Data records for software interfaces
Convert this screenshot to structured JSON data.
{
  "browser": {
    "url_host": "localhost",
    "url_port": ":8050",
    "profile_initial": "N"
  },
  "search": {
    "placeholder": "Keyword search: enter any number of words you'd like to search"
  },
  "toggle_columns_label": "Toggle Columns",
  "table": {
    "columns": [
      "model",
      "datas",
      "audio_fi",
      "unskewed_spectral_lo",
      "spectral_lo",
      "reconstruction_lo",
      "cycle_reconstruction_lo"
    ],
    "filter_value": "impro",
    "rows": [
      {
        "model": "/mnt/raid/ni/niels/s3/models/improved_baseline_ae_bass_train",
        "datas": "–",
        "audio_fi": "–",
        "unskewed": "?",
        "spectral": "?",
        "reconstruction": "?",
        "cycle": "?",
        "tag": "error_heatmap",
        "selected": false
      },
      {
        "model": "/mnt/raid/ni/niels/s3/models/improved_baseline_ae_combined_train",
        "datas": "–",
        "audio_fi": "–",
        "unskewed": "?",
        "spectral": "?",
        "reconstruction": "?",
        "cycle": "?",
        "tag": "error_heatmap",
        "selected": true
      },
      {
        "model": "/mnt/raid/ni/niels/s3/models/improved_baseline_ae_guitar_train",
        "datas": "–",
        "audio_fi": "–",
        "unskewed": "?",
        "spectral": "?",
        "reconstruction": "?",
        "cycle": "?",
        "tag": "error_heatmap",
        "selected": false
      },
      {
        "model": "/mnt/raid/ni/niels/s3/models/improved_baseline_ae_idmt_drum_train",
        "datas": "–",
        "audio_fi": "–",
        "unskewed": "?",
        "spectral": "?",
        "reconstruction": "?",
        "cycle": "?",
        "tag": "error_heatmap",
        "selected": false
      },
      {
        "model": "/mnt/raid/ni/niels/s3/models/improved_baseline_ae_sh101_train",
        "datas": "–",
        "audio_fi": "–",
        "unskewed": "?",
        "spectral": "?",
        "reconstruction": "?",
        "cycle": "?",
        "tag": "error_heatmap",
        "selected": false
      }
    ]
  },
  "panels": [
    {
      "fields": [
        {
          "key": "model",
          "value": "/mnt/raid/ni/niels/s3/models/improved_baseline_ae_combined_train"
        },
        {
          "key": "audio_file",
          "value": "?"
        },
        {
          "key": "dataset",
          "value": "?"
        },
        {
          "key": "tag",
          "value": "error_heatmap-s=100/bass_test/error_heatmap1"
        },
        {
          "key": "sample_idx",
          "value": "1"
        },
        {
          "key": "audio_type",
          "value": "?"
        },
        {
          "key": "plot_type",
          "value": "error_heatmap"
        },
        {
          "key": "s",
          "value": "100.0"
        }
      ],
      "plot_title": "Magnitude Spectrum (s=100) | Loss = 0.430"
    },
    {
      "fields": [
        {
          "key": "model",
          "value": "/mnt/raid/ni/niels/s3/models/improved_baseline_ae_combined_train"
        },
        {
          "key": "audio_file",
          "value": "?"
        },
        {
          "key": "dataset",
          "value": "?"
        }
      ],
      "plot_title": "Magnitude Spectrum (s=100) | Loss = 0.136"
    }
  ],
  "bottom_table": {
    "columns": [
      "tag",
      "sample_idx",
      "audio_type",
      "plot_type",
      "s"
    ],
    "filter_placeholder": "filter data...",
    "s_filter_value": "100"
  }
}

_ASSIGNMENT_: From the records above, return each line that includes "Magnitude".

_TASK RESPONSE_:
      "plot_title": "Magnitude Spectrum (s=100) | Loss = 0.430"
      "plot_title": "Magnitude Spectrum (s=100) | Loss = 0.136"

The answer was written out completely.